Franking is a process by which Congress, the President and some cabinet members correspond with the public using their signature on the envelope instead of a stamp. These mailings to constituents are limited by budget allotment and of course are paid for with taxpayer dollars. The Franking Commission approves the content of materials to prevent abuse of the privilege.
Rep. Ken Calvert (R-Calif.) sends a regular newsletter to his constituents. When he recently attempted to mail a newsletter to his district regarding healthcare, he was forced to remove the following language before Democrats on the commission would approve payment:
“The below quote is from President Obama at a recent town hall on health care, responding to a question on possible medical treatment for an elderly woman who had heart problems and received a pacemaker:
‘Look, the first thing for all of us to understand that is we actually have some — some choices to make about how we want to deal with our own end-of-life care… we as a culture and as a society [can start] to make better decisions within our own families and for ourselves…at least we can let doctors know and your mom know that, you know what? Maybe this isn’t going to help. Maybe you’re better off not having the surgery, but taking the painkiller.’
The President’s own words, in context, yet using those words in communication to constituents was unacceptable. Similarly, the words “Democratic majority” are no longer acceptable and must be replaced with “the majority party”, yet in an approved 2006 newsletter from Nancy Pelosi she stated “But too many here and across our nation are paying the price for the Republican Congressional majority’s special interest agenda.” If the majority party wants to use “overseas contingency operation” to describe the war on terror that is their right, but to effectively censor the opinion of an elected official in communication with constituents would seem to be an abuse of power.

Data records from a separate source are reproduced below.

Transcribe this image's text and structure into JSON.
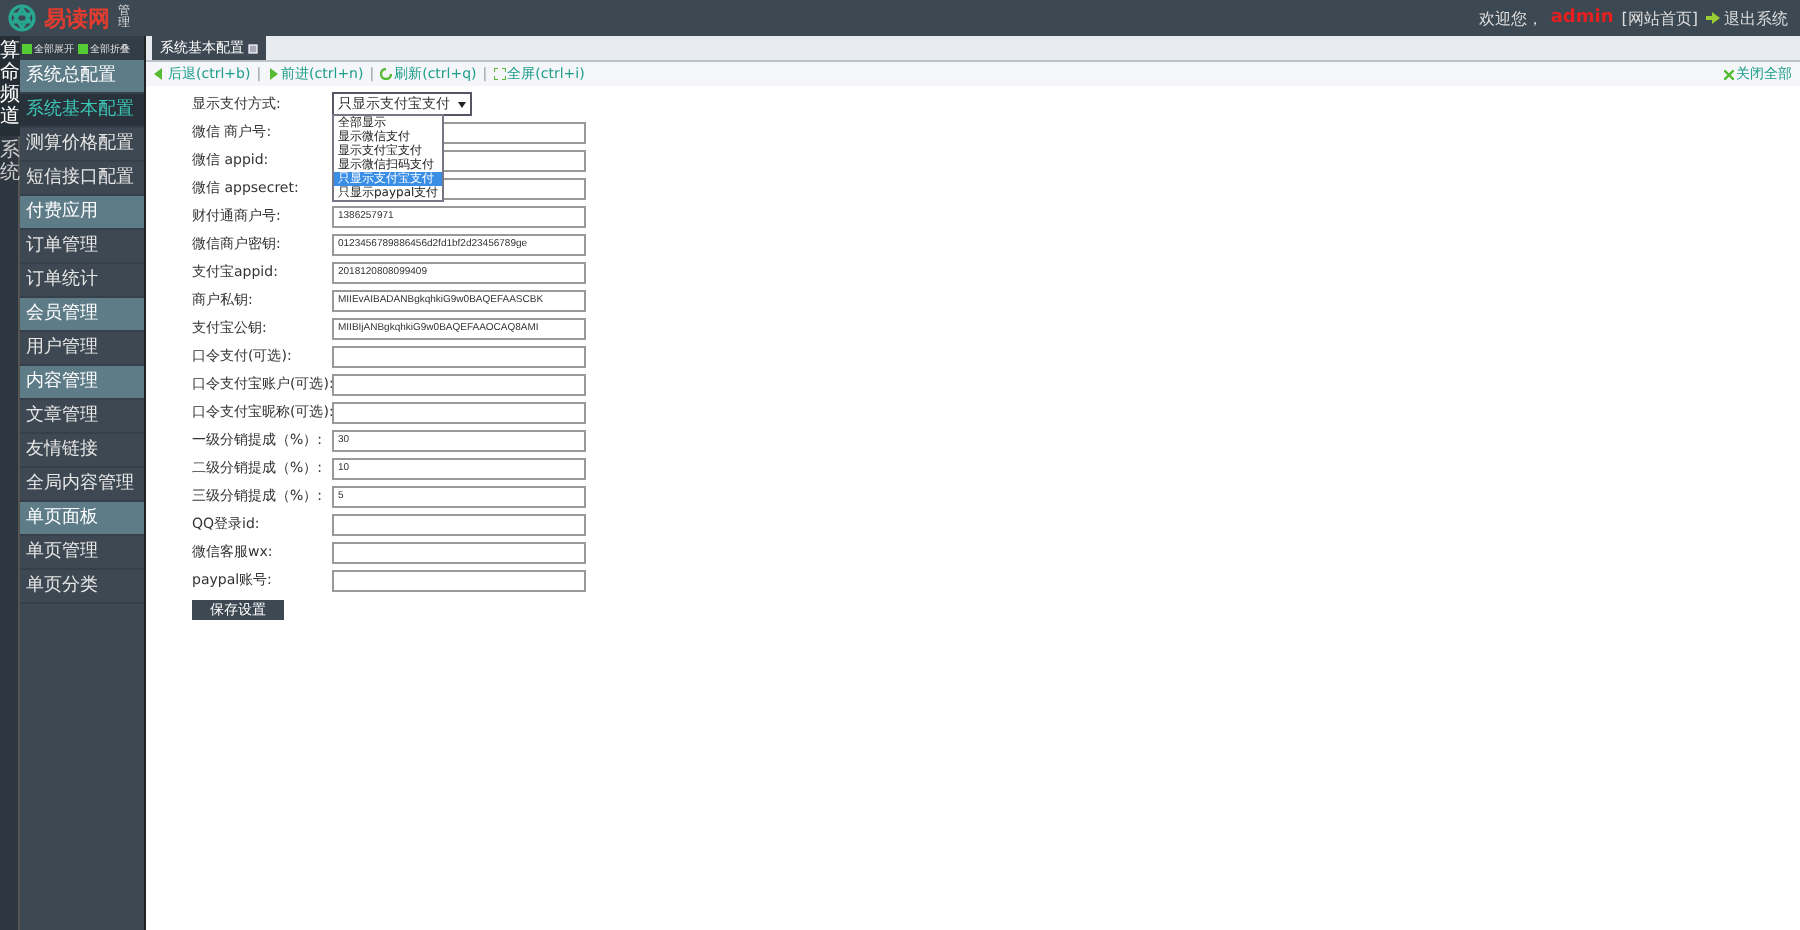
{
  "header": {
    "logo": "易读网",
    "logo_badge": "管理",
    "welcome": "欢迎您，",
    "user": "admin",
    "home_link": "[网站首页]",
    "logout": "退出系统"
  },
  "channel_strip": [
    {
      "label": "算命频道",
      "selected": true
    },
    {
      "label": "系统",
      "selected": false
    }
  ],
  "sidebar": {
    "expand_all": "全部展开",
    "collapse_all": "全部折叠",
    "items": [
      {
        "kind": "section",
        "label": "系统总配置",
        "selected": false
      },
      {
        "kind": "item",
        "label": "系统基本配置",
        "selected": true
      },
      {
        "kind": "item",
        "label": "测算价格配置",
        "selected": false
      },
      {
        "kind": "item",
        "label": "短信接口配置",
        "selected": false
      },
      {
        "kind": "section",
        "label": "付费应用",
        "selected": false
      },
      {
        "kind": "item",
        "label": "订单管理",
        "selected": false
      },
      {
        "kind": "item",
        "label": "订单统计",
        "selected": false
      },
      {
        "kind": "section",
        "label": "会员管理",
        "selected": false
      },
      {
        "kind": "item",
        "label": "用户管理",
        "selected": false
      },
      {
        "kind": "section",
        "label": "内容管理",
        "selected": false
      },
      {
        "kind": "item",
        "label": "文章管理",
        "selected": false
      },
      {
        "kind": "item",
        "label": "友情链接",
        "selected": false
      },
      {
        "kind": "item",
        "label": "全局内容管理",
        "selected": false
      },
      {
        "kind": "section",
        "label": "单页面板",
        "selected": false
      },
      {
        "kind": "item",
        "label": "单页管理",
        "selected": false
      },
      {
        "kind": "item",
        "label": "单页分类",
        "selected": false
      }
    ]
  },
  "tabs": [
    {
      "label": "系统基本配置",
      "selected": true
    }
  ],
  "toolbar": {
    "buttons": [
      {
        "kind": "back",
        "label": "后退(ctrl+b)"
      },
      {
        "kind": "forward",
        "label": "前进(ctrl+n)"
      },
      {
        "kind": "refresh",
        "label": "刷新(ctrl+q)"
      },
      {
        "kind": "fullscreen",
        "label": "全屏(ctrl+i)"
      }
    ],
    "separator": "|",
    "close_all": "关闭全部"
  },
  "form": {
    "fields": [
      {
        "kind": "select",
        "label": "显示支付方式:",
        "value": "只显示支付宝支付",
        "expanded": true,
        "options": [
          {
            "label": "全部显示",
            "selected": false
          },
          {
            "label": "显示微信支付",
            "selected": false
          },
          {
            "label": "显示支付宝支付",
            "selected": false
          },
          {
            "label": "显示微信扫码支付",
            "selected": false
          },
          {
            "label": "只显示支付宝支付",
            "selected": true
          },
          {
            "label": "只显示paypal支付",
            "selected": false
          }
        ]
      },
      {
        "kind": "text",
        "label": "微信 商户号:"
      },
      {
        "kind": "text",
        "label": "微信 appid:"
      },
      {
        "kind": "text",
        "label": "微信 appsecret:"
      },
      {
        "kind": "text",
        "label": "财付通商户号:",
        "value": "1386257971"
      },
      {
        "kind": "text",
        "label": "微信商户密钥:",
        "value": "0123456789886456d2fd1bf2d23456789ge"
      },
      {
        "kind": "text",
        "label": "支付宝appid:",
        "value": "2018120808099409"
      },
      {
        "kind": "text",
        "label": "商户私钥:",
        "value": "MIIEvAIBADANBgkqhkiG9w0BAQEFAASCBK"
      },
      {
        "kind": "text",
        "label": "支付宝公钥:",
        "value": "MIIBIjANBgkqhkiG9w0BAQEFAAOCAQ8AMI"
      },
      {
        "kind": "text",
        "label": "口令支付(可选):"
      },
      {
        "kind": "text",
        "label": "口令支付宝账户(可选):"
      },
      {
        "kind": "text",
        "label": "口令支付宝昵称(可选):"
      },
      {
        "kind": "text",
        "label": "一级分销提成（%）:",
        "value": "30"
      },
      {
        "kind": "text",
        "label": "二级分销提成（%）:",
        "value": "10"
      },
      {
        "kind": "text",
        "label": "三级分销提成（%）:",
        "value": "5"
      },
      {
        "kind": "text",
        "label": "QQ登录id:"
      },
      {
        "kind": "text",
        "label": "微信客服wx:"
      },
      {
        "kind": "text",
        "label": "paypal账号:"
      }
    ],
    "submit": "保存设置"
  }
}
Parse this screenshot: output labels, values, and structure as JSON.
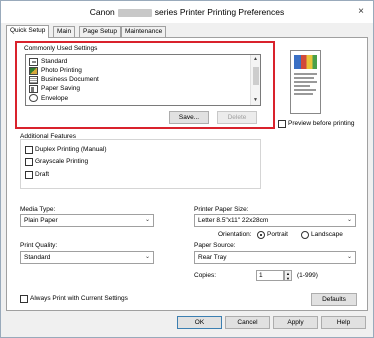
{
  "window": {
    "title_prefix": "Canon",
    "title_suffix": "series Printer Printing Preferences",
    "close": "×"
  },
  "tabs": [
    {
      "label": "Quick Setup"
    },
    {
      "label": "Main"
    },
    {
      "label": "Page Setup"
    },
    {
      "label": "Maintenance"
    }
  ],
  "commonly_used": {
    "label": "Commonly Used Settings",
    "items": [
      "Standard",
      "Photo Printing",
      "Business Document",
      "Paper Saving",
      "Envelope"
    ],
    "save_label": "Save...",
    "delete_label": "Delete"
  },
  "preview": {
    "checkbox_label": "Preview before printing"
  },
  "features": {
    "label": "Additional Features",
    "items": [
      "Duplex Printing (Manual)",
      "Grayscale Printing",
      "Draft"
    ]
  },
  "media_type": {
    "label": "Media Type:",
    "value": "Plain Paper"
  },
  "printer_paper_size": {
    "label": "Printer Paper Size:",
    "value": "Letter 8.5\"x11\" 22x28cm"
  },
  "orientation": {
    "label": "Orientation:",
    "portrait": "Portrait",
    "landscape": "Landscape"
  },
  "print_quality": {
    "label": "Print Quality:",
    "value": "Standard"
  },
  "paper_source": {
    "label": "Paper Source:",
    "value": "Rear Tray"
  },
  "copies": {
    "label": "Copies:",
    "value": "1",
    "range": "(1-999)"
  },
  "always_print": {
    "label": "Always Print with Current Settings"
  },
  "defaults_label": "Defaults",
  "footer": {
    "ok": "OK",
    "cancel": "Cancel",
    "apply": "Apply",
    "help": "Help"
  }
}
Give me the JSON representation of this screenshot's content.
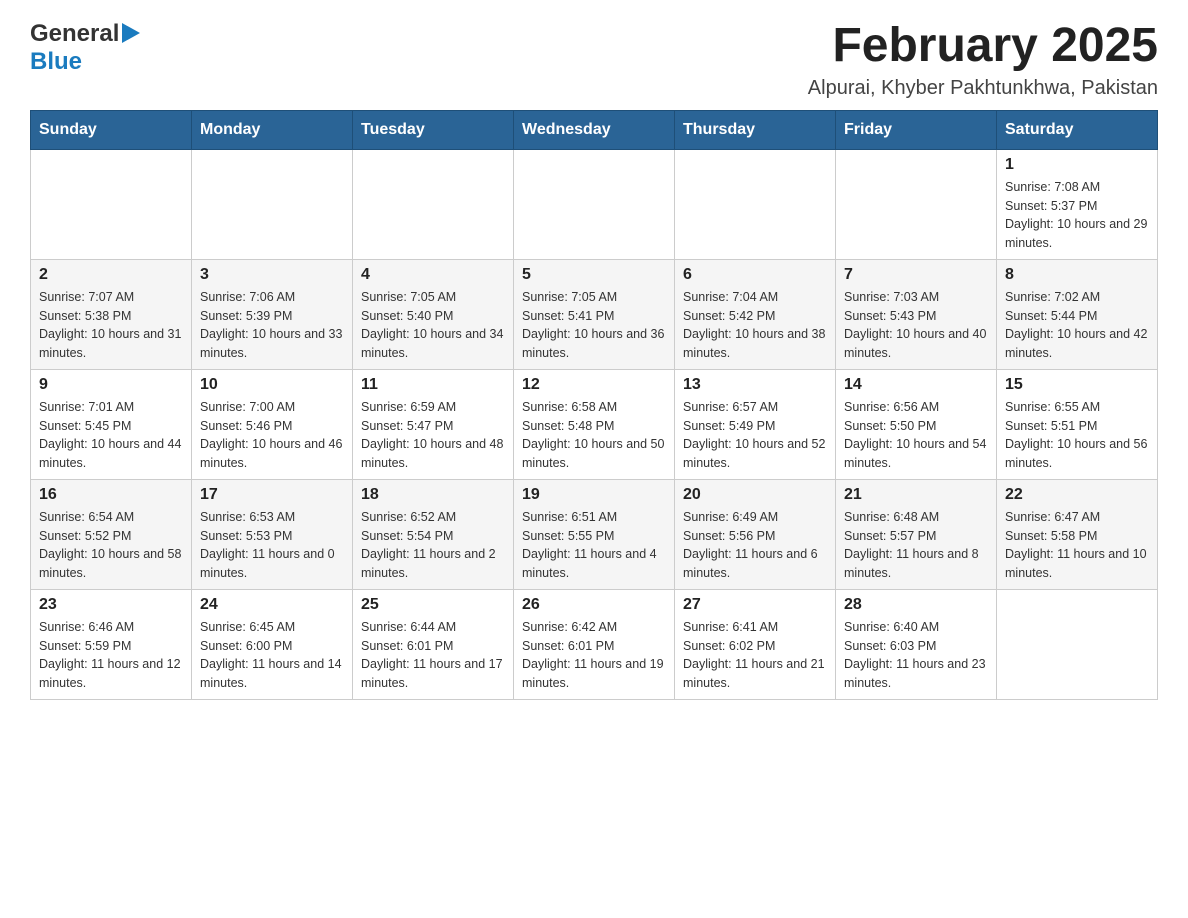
{
  "header": {
    "logo_general": "General",
    "logo_blue": "Blue",
    "title": "February 2025",
    "subtitle": "Alpurai, Khyber Pakhtunkhwa, Pakistan"
  },
  "weekdays": [
    "Sunday",
    "Monday",
    "Tuesday",
    "Wednesday",
    "Thursday",
    "Friday",
    "Saturday"
  ],
  "weeks": [
    [
      {
        "day": "",
        "info": ""
      },
      {
        "day": "",
        "info": ""
      },
      {
        "day": "",
        "info": ""
      },
      {
        "day": "",
        "info": ""
      },
      {
        "day": "",
        "info": ""
      },
      {
        "day": "",
        "info": ""
      },
      {
        "day": "1",
        "info": "Sunrise: 7:08 AM\nSunset: 5:37 PM\nDaylight: 10 hours and 29 minutes."
      }
    ],
    [
      {
        "day": "2",
        "info": "Sunrise: 7:07 AM\nSunset: 5:38 PM\nDaylight: 10 hours and 31 minutes."
      },
      {
        "day": "3",
        "info": "Sunrise: 7:06 AM\nSunset: 5:39 PM\nDaylight: 10 hours and 33 minutes."
      },
      {
        "day": "4",
        "info": "Sunrise: 7:05 AM\nSunset: 5:40 PM\nDaylight: 10 hours and 34 minutes."
      },
      {
        "day": "5",
        "info": "Sunrise: 7:05 AM\nSunset: 5:41 PM\nDaylight: 10 hours and 36 minutes."
      },
      {
        "day": "6",
        "info": "Sunrise: 7:04 AM\nSunset: 5:42 PM\nDaylight: 10 hours and 38 minutes."
      },
      {
        "day": "7",
        "info": "Sunrise: 7:03 AM\nSunset: 5:43 PM\nDaylight: 10 hours and 40 minutes."
      },
      {
        "day": "8",
        "info": "Sunrise: 7:02 AM\nSunset: 5:44 PM\nDaylight: 10 hours and 42 minutes."
      }
    ],
    [
      {
        "day": "9",
        "info": "Sunrise: 7:01 AM\nSunset: 5:45 PM\nDaylight: 10 hours and 44 minutes."
      },
      {
        "day": "10",
        "info": "Sunrise: 7:00 AM\nSunset: 5:46 PM\nDaylight: 10 hours and 46 minutes."
      },
      {
        "day": "11",
        "info": "Sunrise: 6:59 AM\nSunset: 5:47 PM\nDaylight: 10 hours and 48 minutes."
      },
      {
        "day": "12",
        "info": "Sunrise: 6:58 AM\nSunset: 5:48 PM\nDaylight: 10 hours and 50 minutes."
      },
      {
        "day": "13",
        "info": "Sunrise: 6:57 AM\nSunset: 5:49 PM\nDaylight: 10 hours and 52 minutes."
      },
      {
        "day": "14",
        "info": "Sunrise: 6:56 AM\nSunset: 5:50 PM\nDaylight: 10 hours and 54 minutes."
      },
      {
        "day": "15",
        "info": "Sunrise: 6:55 AM\nSunset: 5:51 PM\nDaylight: 10 hours and 56 minutes."
      }
    ],
    [
      {
        "day": "16",
        "info": "Sunrise: 6:54 AM\nSunset: 5:52 PM\nDaylight: 10 hours and 58 minutes."
      },
      {
        "day": "17",
        "info": "Sunrise: 6:53 AM\nSunset: 5:53 PM\nDaylight: 11 hours and 0 minutes."
      },
      {
        "day": "18",
        "info": "Sunrise: 6:52 AM\nSunset: 5:54 PM\nDaylight: 11 hours and 2 minutes."
      },
      {
        "day": "19",
        "info": "Sunrise: 6:51 AM\nSunset: 5:55 PM\nDaylight: 11 hours and 4 minutes."
      },
      {
        "day": "20",
        "info": "Sunrise: 6:49 AM\nSunset: 5:56 PM\nDaylight: 11 hours and 6 minutes."
      },
      {
        "day": "21",
        "info": "Sunrise: 6:48 AM\nSunset: 5:57 PM\nDaylight: 11 hours and 8 minutes."
      },
      {
        "day": "22",
        "info": "Sunrise: 6:47 AM\nSunset: 5:58 PM\nDaylight: 11 hours and 10 minutes."
      }
    ],
    [
      {
        "day": "23",
        "info": "Sunrise: 6:46 AM\nSunset: 5:59 PM\nDaylight: 11 hours and 12 minutes."
      },
      {
        "day": "24",
        "info": "Sunrise: 6:45 AM\nSunset: 6:00 PM\nDaylight: 11 hours and 14 minutes."
      },
      {
        "day": "25",
        "info": "Sunrise: 6:44 AM\nSunset: 6:01 PM\nDaylight: 11 hours and 17 minutes."
      },
      {
        "day": "26",
        "info": "Sunrise: 6:42 AM\nSunset: 6:01 PM\nDaylight: 11 hours and 19 minutes."
      },
      {
        "day": "27",
        "info": "Sunrise: 6:41 AM\nSunset: 6:02 PM\nDaylight: 11 hours and 21 minutes."
      },
      {
        "day": "28",
        "info": "Sunrise: 6:40 AM\nSunset: 6:03 PM\nDaylight: 11 hours and 23 minutes."
      },
      {
        "day": "",
        "info": ""
      }
    ]
  ],
  "colors": {
    "header_bg": "#2a6496",
    "header_text": "#ffffff",
    "border": "#cccccc"
  }
}
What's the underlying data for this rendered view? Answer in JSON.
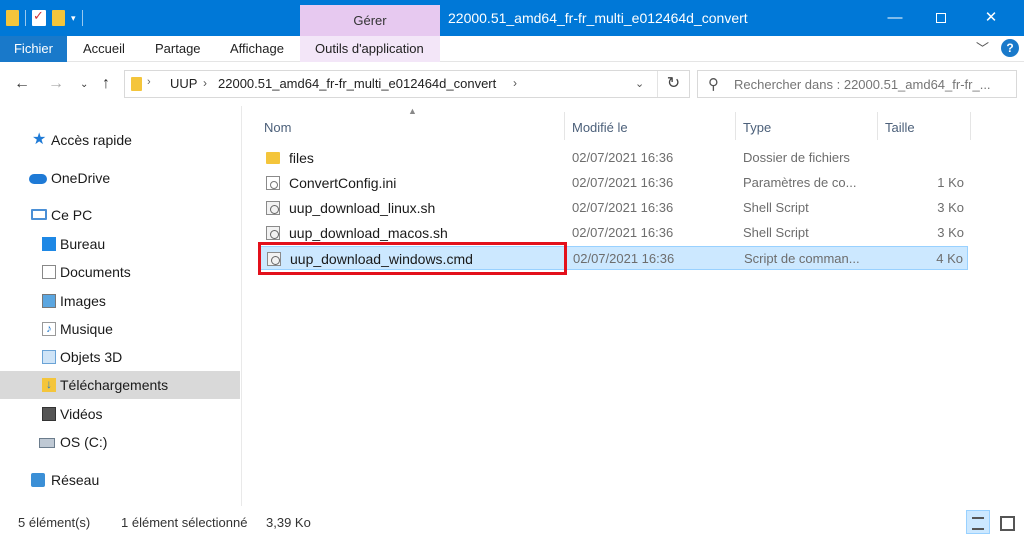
{
  "titlebar": {
    "context_tab": "Gérer",
    "title": "22000.51_amd64_fr-fr_multi_e012464d_convert",
    "minimize": "—",
    "close": "✕"
  },
  "ribbon": {
    "file": "Fichier",
    "home": "Accueil",
    "share": "Partage",
    "view": "Affichage",
    "app_tools": "Outils d'application",
    "help": "?"
  },
  "address": {
    "crumbs": [
      "UUP",
      "22000.51_amd64_fr-fr_multi_e012464d_convert"
    ],
    "search_placeholder": "Rechercher dans : 22000.51_amd64_fr-fr_..."
  },
  "sidebar": {
    "items": [
      {
        "label": "Accès rapide",
        "icon": "star-icon"
      },
      {
        "label": "OneDrive",
        "icon": "cloud-icon"
      },
      {
        "label": "Ce PC",
        "icon": "computer-icon"
      },
      {
        "label": "Bureau",
        "icon": "desktop-folder-icon"
      },
      {
        "label": "Documents",
        "icon": "documents-folder-icon"
      },
      {
        "label": "Images",
        "icon": "pictures-folder-icon"
      },
      {
        "label": "Musique",
        "icon": "music-folder-icon"
      },
      {
        "label": "Objets 3D",
        "icon": "3d-objects-folder-icon"
      },
      {
        "label": "Téléchargements",
        "icon": "downloads-folder-icon"
      },
      {
        "label": "Vidéos",
        "icon": "videos-folder-icon"
      },
      {
        "label": "OS (C:)",
        "icon": "drive-icon"
      },
      {
        "label": "Réseau",
        "icon": "network-icon"
      }
    ]
  },
  "columns": {
    "name": "Nom",
    "date": "Modifié le",
    "type": "Type",
    "size": "Taille"
  },
  "files": [
    {
      "name": "files",
      "date": "02/07/2021 16:36",
      "type": "Dossier de fichiers",
      "size": "",
      "icon": "folder-icon"
    },
    {
      "name": "ConvertConfig.ini",
      "date": "02/07/2021 16:36",
      "type": "Paramètres de co...",
      "size": "1 Ko",
      "icon": "ini-file-icon"
    },
    {
      "name": "uup_download_linux.sh",
      "date": "02/07/2021 16:36",
      "type": "Shell Script",
      "size": "3 Ko",
      "icon": "script-file-icon"
    },
    {
      "name": "uup_download_macos.sh",
      "date": "02/07/2021 16:36",
      "type": "Shell Script",
      "size": "3 Ko",
      "icon": "script-file-icon"
    },
    {
      "name": "uup_download_windows.cmd",
      "date": "02/07/2021 16:36",
      "type": "Script de comman...",
      "size": "4 Ko",
      "icon": "script-file-icon"
    }
  ],
  "status": {
    "count": "5 élément(s)",
    "selected": "1 élément sélectionné",
    "size": "3,39 Ko"
  },
  "colors": {
    "titlebar": "#0078d7",
    "selection": "#cce8ff",
    "highlight": "#e3101b"
  }
}
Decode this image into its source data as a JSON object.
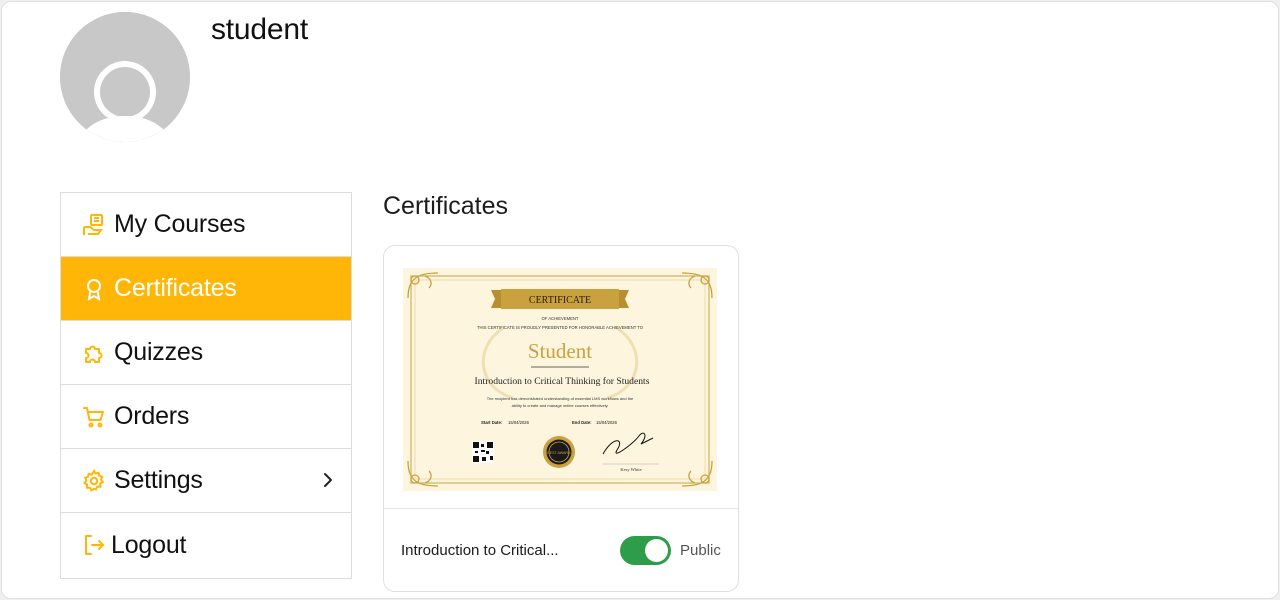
{
  "profile": {
    "username": "student"
  },
  "sidebar": {
    "items": [
      {
        "label": "My Courses",
        "icon": "courses-icon",
        "active": false
      },
      {
        "label": "Certificates",
        "icon": "award-icon",
        "active": true
      },
      {
        "label": "Quizzes",
        "icon": "puzzle-icon",
        "active": false
      },
      {
        "label": "Orders",
        "icon": "cart-icon",
        "active": false
      },
      {
        "label": "Settings",
        "icon": "gear-icon",
        "active": false,
        "has_submenu": true
      },
      {
        "label": "Logout",
        "icon": "logout-icon",
        "active": false
      }
    ]
  },
  "main": {
    "title": "Certificates",
    "certificates": [
      {
        "course_name": "Introduction to Critical...",
        "visibility_label": "Public",
        "is_public": true,
        "preview": {
          "banner": "CERTIFICATE",
          "subtitle": "OF ACHIEVEMENT",
          "presented_line": "THIS CERTIFICATE IS PROUDLY PRESENTED FOR HONORABLE ACHIEVEMENT TO",
          "recipient": "Student",
          "course": "Introduction to Critical Thinking for Students",
          "description_line1": "The recipient has demonstrated understanding of essential LMS workflows and the",
          "description_line2": "ability to create and manage online courses effectively.",
          "start_date_label": "Start Date:",
          "start_date": "15/04/2026",
          "end_date_label": "End Date:",
          "end_date": "15/04/2026",
          "seal_text": "BEST AWARD",
          "signer": "Kesy White"
        }
      }
    ]
  },
  "colors": {
    "accent": "#ffb606",
    "toggle_on": "#2e9d4a",
    "cert_gold": "#c9a23f",
    "cert_bg": "#fdf5dd"
  }
}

Also on the communication front, several recent town hall meetings held by members of Congress regarding health care legislation turned ugly. Attendees who felt their concerns were being ignored vented their frustration and anger, which unfortunately resulted in the meetings degenerating into unproductive shouting matches. This poor behavior resulted in claims by many Democrats, including House Speaker Nancy Pelosi, that the anger exhibited was “Astroturf” created be right-wing extremists, insurance lobbyists and the RNC to deliberately disrupt these town hall meetings. To counter these Astroturf protests, the DNC is now running ads calling the town hall attendees angry mobs, and President Obama accused the attendees of “manufactured outrage.” The DNC also called on the SEIU, Organize America and other liberal organizations to attend these meetings and counter opposition, resulting in reports of physical violence at meetings in Tampa and St. Louis.
It is certainly possible that some of the disruption at these meetings was organized and deliberate, which serves no useful purpose and does little to advance the cause of those being disruptive. Likewise, a response by the majority party that claims anyone with questions or differing opinions must be part of an organized group not only marginalizes those individual citizens who have legitimate concerns about the future of their own health care, but also ignores the community organizer background of President Obama.
Not to leave out e-communication, the White House posted the following last week on their blog page:
“There is a lot of disinformation about health insurance reform out there, spanning from control of personal finances to end of life care. These rumors often travel just below the surface via chain emails or through casual conversation. Since we can’t keep track of all of them here at the White House, we’re asking for your help. If you get an email or see something on the web about health insurance reform that seems fishy, send it to email@example.com.”
This has caused its own uproar as opponents question whether there is a legitimate purpose for collecting this information or whether it is simply an intimidation tactic of questionable legality. Contributing to the electronic vitriol on the right, Sarah Palin continued to participate in the health care discussion by Twittering that:
“The America I know is not one in which my parents or my baby with Down syndrome will have to stand in front of Obama’s death panel, so his bureaucrats can decide, based on a subjective judgment on their ‘level of productivity’ in society, whether they are worthy of health care.”
We are fortunate that America now has a time-out in the midst of this health care debate in which to collectively take a breath and hope that calmer heads prevail. The childish political games, name-calling and bickering practiced by our elected representatives need not poison the ability of the American people to have intelligent discussion of the issues and reach rational conclusions. It is becoming increasingly clear that few in Washington place the interests of their constituents ahead of their own political aspirations. It is up to the people who elected them to set the proper example and act like adults, until such time as those who would abandon their duty to America and the Constitution can be summarily replaced.